Aristophanes, Frogs 237-239

“I am developing blisters,
My rectum has been oozing for a while,
And soon it will jump out and say…

Brekekekeks koaks koaks

ἐγὼ δὲ φλυκταίνας γ᾿ ἔχω,
χὠ πρωκτὸς ἰδίει πάλαι,
κᾆτ᾿ αὐτίκ᾿ ἐκκύψας ἐρεῖ—
ΒΑΤΡΑΧΟΙ
βρεκεκεκὲξ κοὰξ κοάξ.

Scenes

Most of George Theodoridis’ Translation

Cast

Narrator (v/o) – Rhys Rusbatch
Xanthias – Ursula Lansley-Early
Dionysus – Tony Jayawardena
Heracles – René Thornton Jr
Corpse – Hannah Barrie
Charon – Eli Pauley
Chorus of Frogs – Rob Castell and EVERYONE
Chorus of Initiates – Minnie Gale, Bettina Joy de Guzman, Marietta Hedges, Lanah Koelle, Lily Ling, T Lynn Mikeska
Pluto – Toph Marshall
Euripides – Paul Hurley
Aeschylus – Tabatha Gayle
Joel Christensen – Joel Christensen
Clytemnestra – Eunice Roberts
Medea – Evelyn Miller
Messenger – Sara Valentine
Artemis – Noree Victoria
Xerxes – Martin K Lewis
Hecuba chorus – Tamieka Chavis
Tutor – Robert Matney
Orestes – Tim Delap
Pylades – Paul O’Mahony

Aristophanes, Frogs 389-392

“Let me say a lot of funny things
And many serious ones too
As I joke and mock and win the crown
Worthy of your festival.”

καὶ πολλὰ μὲν γέλοιά μ᾿ εἰπεῖν,
πολλὰ δὲ σπουδαῖα, καὶ
τῆς σῆς ἑορτῆς ἀξίως
παίσαντα καὶ σκώψαντα νικήσαντα
ταινιοῦσθαι.

Crew
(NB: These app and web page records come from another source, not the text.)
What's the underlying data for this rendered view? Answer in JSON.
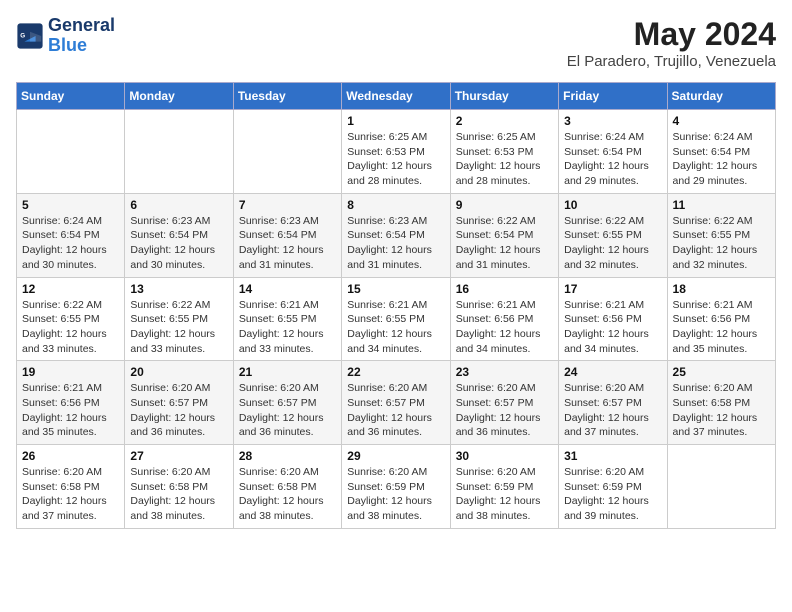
{
  "header": {
    "logo_line1": "General",
    "logo_line2": "Blue",
    "month_title": "May 2024",
    "location": "El Paradero, Trujillo, Venezuela"
  },
  "days_of_week": [
    "Sunday",
    "Monday",
    "Tuesday",
    "Wednesday",
    "Thursday",
    "Friday",
    "Saturday"
  ],
  "weeks": [
    [
      {
        "day": "",
        "info": ""
      },
      {
        "day": "",
        "info": ""
      },
      {
        "day": "",
        "info": ""
      },
      {
        "day": "1",
        "info": "Sunrise: 6:25 AM\nSunset: 6:53 PM\nDaylight: 12 hours\nand 28 minutes."
      },
      {
        "day": "2",
        "info": "Sunrise: 6:25 AM\nSunset: 6:53 PM\nDaylight: 12 hours\nand 28 minutes."
      },
      {
        "day": "3",
        "info": "Sunrise: 6:24 AM\nSunset: 6:54 PM\nDaylight: 12 hours\nand 29 minutes."
      },
      {
        "day": "4",
        "info": "Sunrise: 6:24 AM\nSunset: 6:54 PM\nDaylight: 12 hours\nand 29 minutes."
      }
    ],
    [
      {
        "day": "5",
        "info": "Sunrise: 6:24 AM\nSunset: 6:54 PM\nDaylight: 12 hours\nand 30 minutes."
      },
      {
        "day": "6",
        "info": "Sunrise: 6:23 AM\nSunset: 6:54 PM\nDaylight: 12 hours\nand 30 minutes."
      },
      {
        "day": "7",
        "info": "Sunrise: 6:23 AM\nSunset: 6:54 PM\nDaylight: 12 hours\nand 31 minutes."
      },
      {
        "day": "8",
        "info": "Sunrise: 6:23 AM\nSunset: 6:54 PM\nDaylight: 12 hours\nand 31 minutes."
      },
      {
        "day": "9",
        "info": "Sunrise: 6:22 AM\nSunset: 6:54 PM\nDaylight: 12 hours\nand 31 minutes."
      },
      {
        "day": "10",
        "info": "Sunrise: 6:22 AM\nSunset: 6:55 PM\nDaylight: 12 hours\nand 32 minutes."
      },
      {
        "day": "11",
        "info": "Sunrise: 6:22 AM\nSunset: 6:55 PM\nDaylight: 12 hours\nand 32 minutes."
      }
    ],
    [
      {
        "day": "12",
        "info": "Sunrise: 6:22 AM\nSunset: 6:55 PM\nDaylight: 12 hours\nand 33 minutes."
      },
      {
        "day": "13",
        "info": "Sunrise: 6:22 AM\nSunset: 6:55 PM\nDaylight: 12 hours\nand 33 minutes."
      },
      {
        "day": "14",
        "info": "Sunrise: 6:21 AM\nSunset: 6:55 PM\nDaylight: 12 hours\nand 33 minutes."
      },
      {
        "day": "15",
        "info": "Sunrise: 6:21 AM\nSunset: 6:55 PM\nDaylight: 12 hours\nand 34 minutes."
      },
      {
        "day": "16",
        "info": "Sunrise: 6:21 AM\nSunset: 6:56 PM\nDaylight: 12 hours\nand 34 minutes."
      },
      {
        "day": "17",
        "info": "Sunrise: 6:21 AM\nSunset: 6:56 PM\nDaylight: 12 hours\nand 34 minutes."
      },
      {
        "day": "18",
        "info": "Sunrise: 6:21 AM\nSunset: 6:56 PM\nDaylight: 12 hours\nand 35 minutes."
      }
    ],
    [
      {
        "day": "19",
        "info": "Sunrise: 6:21 AM\nSunset: 6:56 PM\nDaylight: 12 hours\nand 35 minutes."
      },
      {
        "day": "20",
        "info": "Sunrise: 6:20 AM\nSunset: 6:57 PM\nDaylight: 12 hours\nand 36 minutes."
      },
      {
        "day": "21",
        "info": "Sunrise: 6:20 AM\nSunset: 6:57 PM\nDaylight: 12 hours\nand 36 minutes."
      },
      {
        "day": "22",
        "info": "Sunrise: 6:20 AM\nSunset: 6:57 PM\nDaylight: 12 hours\nand 36 minutes."
      },
      {
        "day": "23",
        "info": "Sunrise: 6:20 AM\nSunset: 6:57 PM\nDaylight: 12 hours\nand 36 minutes."
      },
      {
        "day": "24",
        "info": "Sunrise: 6:20 AM\nSunset: 6:57 PM\nDaylight: 12 hours\nand 37 minutes."
      },
      {
        "day": "25",
        "info": "Sunrise: 6:20 AM\nSunset: 6:58 PM\nDaylight: 12 hours\nand 37 minutes."
      }
    ],
    [
      {
        "day": "26",
        "info": "Sunrise: 6:20 AM\nSunset: 6:58 PM\nDaylight: 12 hours\nand 37 minutes."
      },
      {
        "day": "27",
        "info": "Sunrise: 6:20 AM\nSunset: 6:58 PM\nDaylight: 12 hours\nand 38 minutes."
      },
      {
        "day": "28",
        "info": "Sunrise: 6:20 AM\nSunset: 6:58 PM\nDaylight: 12 hours\nand 38 minutes."
      },
      {
        "day": "29",
        "info": "Sunrise: 6:20 AM\nSunset: 6:59 PM\nDaylight: 12 hours\nand 38 minutes."
      },
      {
        "day": "30",
        "info": "Sunrise: 6:20 AM\nSunset: 6:59 PM\nDaylight: 12 hours\nand 38 minutes."
      },
      {
        "day": "31",
        "info": "Sunrise: 6:20 AM\nSunset: 6:59 PM\nDaylight: 12 hours\nand 39 minutes."
      },
      {
        "day": "",
        "info": ""
      }
    ]
  ]
}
Artistic Director: Paul O’Mahony (Out of Chaos Theatre)
Associate Director: Liz Fisher
Director of Outreach: Amy Pistone (Gonzaga University)
Dramaturg: Emma Pauly
Executive Producer: Lanah Koelle (Center for Hellenic Studies)
Producers: Keith DeStone (Center for Hellenic Studies), Hélène Emeriaud, Janet Ozsolak, and Sarah Scott (Kosmos Society)
Poster Artist: John Koelle
Poster Designer: Allie Marbry (Center for Hellenic Studies)
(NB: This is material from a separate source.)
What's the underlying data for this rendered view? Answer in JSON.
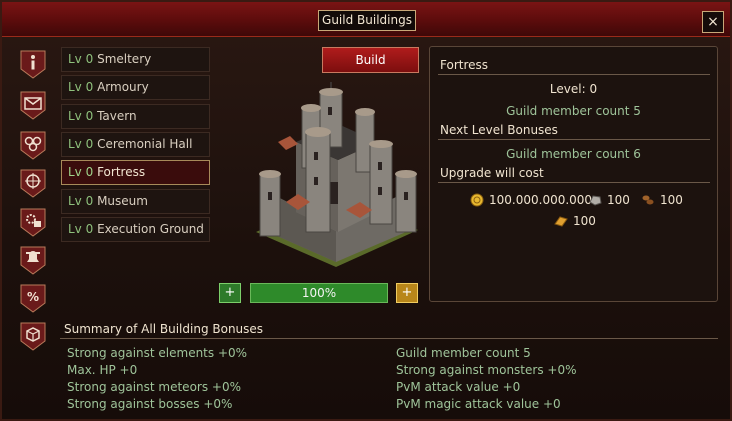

Aristophanes, Frogs  538

“Whoever gets drunk but stays home is wise.”

ὃς δ᾿ ἂν μεθυσθείς γ᾿ ἐν δόμοις μείνῃ σοφός.

Upcoming Episodes (Go to CHS Project Page for more information)

Aristophanes, Frogs 533-539

“This is the sign of a man
Who has some brains
And has traveled much:
To always move himself
To whichever side is doing well
And not to stand in one place, taking one stance,
Like a painted statue…”

ταῦτα μὲν πρὸς ἀνδρός ἐστι
νοῦν ἔχοντος καὶ φρένας
καὶ πολλὰ περιπεπλευκότος,
μετακυλίνδειν αὑτὸν ἀεὶ
aπρὸς τὸν εὖ πράττοντα τοῖχον
μᾶλλον ἢ γεγραμμένην
εἰκόν᾿ ἑστάναι, λαβόνθ᾿ ἓν
σχῆμα·

Aristophanes, Frogs 805-6

“This is hard
They’ve found a shortage of smart people”

τοῦτ᾿ ἦν δύσκολον·
σοφῶν γὰρ ἀνδρῶν ἀπορίαν ηὑρισκέτην.